No Covenant, no Jews. No Jews no Covenant.

Hot Tea WITH Sugar

Zeide muses . . .

We sit along a well-used, white, oil-cloth covered table. The Ein Ya’akov books are open for today’s lines.

“From the rising sun until it sets . . .” — tea with sugar. WITH — the only English word here. I’m the only speaker of English sitting on the bench, but no matter. My great-grandfather hunches over my shoulder, whispering.

His whisper swirls through the mouth of the zogger — the one who says what’s written, and I hear.

“Someone who reads the Megillah backwards didn’t go out.” Go out? Where? Why read it backwards anyway? Spoiler alert!

The table sprouts glasses of sweet tea, too hot to drink. The sun is setting, but slowly. I dovvened  this morning, and then we sat down to drink hot tea with sugar quickly.

“I heard that you’re from Chicago. The Rebbe was in Chicago.” Perhaps my Zeide Segal saw him. (Now I’m Zeide Segal.) “Do you remember whose yohrtzeit is tomorrow?”

The Chicago connection fails me. The tea connection doesn’t. The Rebbe was escorted from a wintery train platform to a hotel where they surely served him — a glass of hot tea with sugar. A glozz tay.

“Every year I go up to the Mount of Olives to pay my respects. But this year . . . it’s dangerous. Reb Boruch Mordecai of Bobruisk is my ancestor.” The Great Luminary. The Spicy, Biting Sharp. Wise but Humble. He was summoned to the Yeshivah of Above, 14 Elul 5617.

But it’s not dangerous here in Jerusalem of Above. Tomorrow afternoon I’ll go pay respects.

“Absolutely not. It’s dangerous. I take no responsibility.”

This was worn into the pavement of Mazkeret Moshe Street near Congregation Yismach Moshe. I wore my hiking boots then, and then again when a Yerushalmi bochur accompanied me to the Mount of Olives Cemetery. “Aim for the resting place of the holy Ohr HaChaim, but swerve south about ten meters before you reach his tziyun.” Believe me, I toiled and I found.

Congregation Knesseth Israel is hosting me for this evening’s hot tea and Ein Ya’akov lines. “From the rising sun until it sets . . .” — tea with sugar.

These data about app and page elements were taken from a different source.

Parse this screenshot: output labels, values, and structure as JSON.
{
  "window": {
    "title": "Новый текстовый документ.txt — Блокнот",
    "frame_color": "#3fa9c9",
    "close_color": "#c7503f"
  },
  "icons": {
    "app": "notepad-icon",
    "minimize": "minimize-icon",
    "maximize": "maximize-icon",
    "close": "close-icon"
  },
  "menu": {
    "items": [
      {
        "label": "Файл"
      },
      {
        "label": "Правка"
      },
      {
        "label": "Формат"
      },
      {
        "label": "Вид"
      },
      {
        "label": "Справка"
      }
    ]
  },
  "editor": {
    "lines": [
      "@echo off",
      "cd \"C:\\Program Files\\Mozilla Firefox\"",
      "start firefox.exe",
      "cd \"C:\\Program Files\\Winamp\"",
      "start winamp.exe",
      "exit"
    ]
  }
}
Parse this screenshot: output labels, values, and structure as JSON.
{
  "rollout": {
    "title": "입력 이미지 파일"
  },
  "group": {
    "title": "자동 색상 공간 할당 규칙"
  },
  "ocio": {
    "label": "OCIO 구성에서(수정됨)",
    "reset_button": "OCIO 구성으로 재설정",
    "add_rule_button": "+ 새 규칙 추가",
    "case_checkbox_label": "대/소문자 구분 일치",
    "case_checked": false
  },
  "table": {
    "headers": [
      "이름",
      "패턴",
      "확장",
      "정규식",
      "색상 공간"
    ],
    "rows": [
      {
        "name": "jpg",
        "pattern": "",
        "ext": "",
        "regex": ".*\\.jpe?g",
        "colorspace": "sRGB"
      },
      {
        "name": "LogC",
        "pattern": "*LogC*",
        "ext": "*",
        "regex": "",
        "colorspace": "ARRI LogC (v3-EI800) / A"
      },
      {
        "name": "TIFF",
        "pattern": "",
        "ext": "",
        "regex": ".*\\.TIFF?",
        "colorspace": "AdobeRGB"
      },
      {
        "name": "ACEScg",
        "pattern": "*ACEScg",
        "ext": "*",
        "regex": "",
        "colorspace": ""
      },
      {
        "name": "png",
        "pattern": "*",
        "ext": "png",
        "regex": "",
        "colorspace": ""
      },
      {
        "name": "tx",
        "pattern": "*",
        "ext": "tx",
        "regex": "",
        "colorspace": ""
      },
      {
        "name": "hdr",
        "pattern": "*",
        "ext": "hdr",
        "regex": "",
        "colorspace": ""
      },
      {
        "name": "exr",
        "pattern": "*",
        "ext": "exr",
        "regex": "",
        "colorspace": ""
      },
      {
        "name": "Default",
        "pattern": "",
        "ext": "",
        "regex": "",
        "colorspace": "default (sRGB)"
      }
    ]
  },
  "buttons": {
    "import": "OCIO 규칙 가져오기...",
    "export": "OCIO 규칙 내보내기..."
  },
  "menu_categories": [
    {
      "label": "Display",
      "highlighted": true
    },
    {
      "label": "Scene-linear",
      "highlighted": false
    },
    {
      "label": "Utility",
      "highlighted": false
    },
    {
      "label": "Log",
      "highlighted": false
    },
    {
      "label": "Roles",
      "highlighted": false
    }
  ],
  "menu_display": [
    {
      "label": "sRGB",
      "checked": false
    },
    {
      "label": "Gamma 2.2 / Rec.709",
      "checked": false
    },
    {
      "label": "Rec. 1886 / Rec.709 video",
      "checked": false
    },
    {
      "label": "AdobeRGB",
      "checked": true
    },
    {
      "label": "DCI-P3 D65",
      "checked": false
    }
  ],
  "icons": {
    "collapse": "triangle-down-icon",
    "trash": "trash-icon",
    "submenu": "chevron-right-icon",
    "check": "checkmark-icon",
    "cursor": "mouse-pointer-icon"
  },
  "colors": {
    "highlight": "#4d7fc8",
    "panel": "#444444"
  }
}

  • Ein Ya’akov
  • “From the rising sun until it sets . . .” – Psalms 113:
  • the only English word here – Tea has probably entered the English language from Ancient Chinese after several hand-offs over time. Sugar has probably entered the English language from Sanskrit after a number of hand-offs over time.
  • “Someone who reads the Megillah backwards” – Babylonian Talmud, Tractate Megillah, 17a.
  • didn’t go out – I’m having fun with the Hebrew term that means “didn’t fulfill the mitzvah.”
  • The Rebbe was in Chicago – His Holiness, Rabbi Yosef Yitzchak Scheersohn, the previous Lubavitcher Rebbe, visited Chicago in 1942.